    Including sulfate adsorption improves the dynamic behavior of the SAFE model. - Sulfate adsorption was implemented in the dynamic, multi-layer soil chemistry model SAFE. The process is modeled by an isotherm in which sulfate adsorption is considered to be fully reversible and dependent on sulfate concentration as well as pH in soil solution. The isotherm was parameterized by a site-specific series of simple batch experiments at different pH (3.8-5.0) and sulfate concentration (10-260 μmol l -1 ) levels. Application of the model to the Lake Gaardsjoen roof covered site shows that including sulfate adsorption improves the dynamic behavior of the model and sulfate adsorption and desorption delay acidification and recovery of the soil. The modeled adsorbed pool of sulfate at the site reached a maximum level of 700 mmol/m 2 in the late 1980s, well in line with experimental data

  19. Effects of Korean Red Ginseng marc with aluminum sulfate against pathogen populations in poultry litters

    Directory of Open Access Journals (Sweden)

    Tae Ho Chung

    2015-10-01

    Conclusion: The results showed that using Korean Red Ginseng marc with aluminum sulfate (blends, which act as acidifying agents by reducing the pH of the litter, was equally effective as aluminum sulfate in reducing the environmental impact.

  20. Sorption of carrier-free sulfate (35S) by diatomaceous earth pretreated with zirconium ions

    International Nuclear Information System (INIS)

    Friedmann, Ch.; Schoenfeld, T.

    1977-01-01

    By pretreating diatomaceous earth with zirconium ion solutions of pH 1.5-2.0, a good sorbent for carrier-free sulfate ( 35 S) from weakly acid solutions is obtained. In contrast, there is practically no sulfate sorption by untreated diatomaceous earth. As the pH is increased, sulfate sorption by the pretreated sorbent is suppressed. An increase in the concentration of Cl - or NO 3 - ions also reduces sorption. Analysis of the influence of the concentration of these ions on sulfate sorption shows that a 1:1 exchange process takes place, i.e. when one sulfate ion is sorbed it replaces one chloride (or nitrate) ion at a sorption site on the surface.

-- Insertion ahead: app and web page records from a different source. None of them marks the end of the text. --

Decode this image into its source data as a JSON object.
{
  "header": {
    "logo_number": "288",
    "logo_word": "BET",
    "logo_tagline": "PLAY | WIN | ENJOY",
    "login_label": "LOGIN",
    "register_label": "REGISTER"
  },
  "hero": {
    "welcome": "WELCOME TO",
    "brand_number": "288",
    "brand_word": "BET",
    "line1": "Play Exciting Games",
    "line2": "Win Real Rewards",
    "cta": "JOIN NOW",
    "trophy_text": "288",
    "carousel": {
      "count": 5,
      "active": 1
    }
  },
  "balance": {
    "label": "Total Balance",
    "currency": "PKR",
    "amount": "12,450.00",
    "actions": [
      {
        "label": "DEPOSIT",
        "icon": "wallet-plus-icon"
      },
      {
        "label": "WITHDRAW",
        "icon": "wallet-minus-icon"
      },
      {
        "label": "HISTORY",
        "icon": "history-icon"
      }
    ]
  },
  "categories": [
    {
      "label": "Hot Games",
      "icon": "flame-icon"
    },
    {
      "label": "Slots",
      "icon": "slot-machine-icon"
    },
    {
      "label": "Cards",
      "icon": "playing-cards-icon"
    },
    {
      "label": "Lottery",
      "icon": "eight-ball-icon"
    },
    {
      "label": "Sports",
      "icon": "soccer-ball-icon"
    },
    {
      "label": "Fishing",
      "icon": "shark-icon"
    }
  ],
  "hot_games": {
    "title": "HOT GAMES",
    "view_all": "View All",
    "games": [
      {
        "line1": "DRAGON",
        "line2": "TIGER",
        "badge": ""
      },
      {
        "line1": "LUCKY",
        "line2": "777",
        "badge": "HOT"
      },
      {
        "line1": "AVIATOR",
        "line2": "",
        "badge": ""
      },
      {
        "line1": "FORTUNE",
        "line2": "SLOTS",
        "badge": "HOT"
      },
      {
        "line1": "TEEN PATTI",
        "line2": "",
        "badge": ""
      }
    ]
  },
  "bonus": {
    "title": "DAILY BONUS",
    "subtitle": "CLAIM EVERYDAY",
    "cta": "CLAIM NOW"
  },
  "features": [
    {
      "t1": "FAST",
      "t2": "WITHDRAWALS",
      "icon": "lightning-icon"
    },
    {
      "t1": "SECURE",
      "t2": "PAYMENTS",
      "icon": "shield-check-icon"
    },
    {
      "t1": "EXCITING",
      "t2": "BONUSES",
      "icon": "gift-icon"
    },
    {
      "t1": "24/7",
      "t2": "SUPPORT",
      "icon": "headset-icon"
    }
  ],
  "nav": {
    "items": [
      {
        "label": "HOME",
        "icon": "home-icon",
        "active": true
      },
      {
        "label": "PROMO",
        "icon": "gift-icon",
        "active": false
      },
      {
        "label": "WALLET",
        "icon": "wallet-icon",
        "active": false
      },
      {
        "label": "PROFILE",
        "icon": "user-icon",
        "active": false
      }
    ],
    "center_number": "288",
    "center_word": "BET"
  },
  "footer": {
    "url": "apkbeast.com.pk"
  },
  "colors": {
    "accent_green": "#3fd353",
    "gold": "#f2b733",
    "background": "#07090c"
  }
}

The affinity of the Zr pretreated sorbent for sulfate is much greater than that for chloride or nitrate; an estimate of the mass action exchange constants sulfate-chloride and sulfate-nitrate leads to values between 10 3 and 10 4 . (author)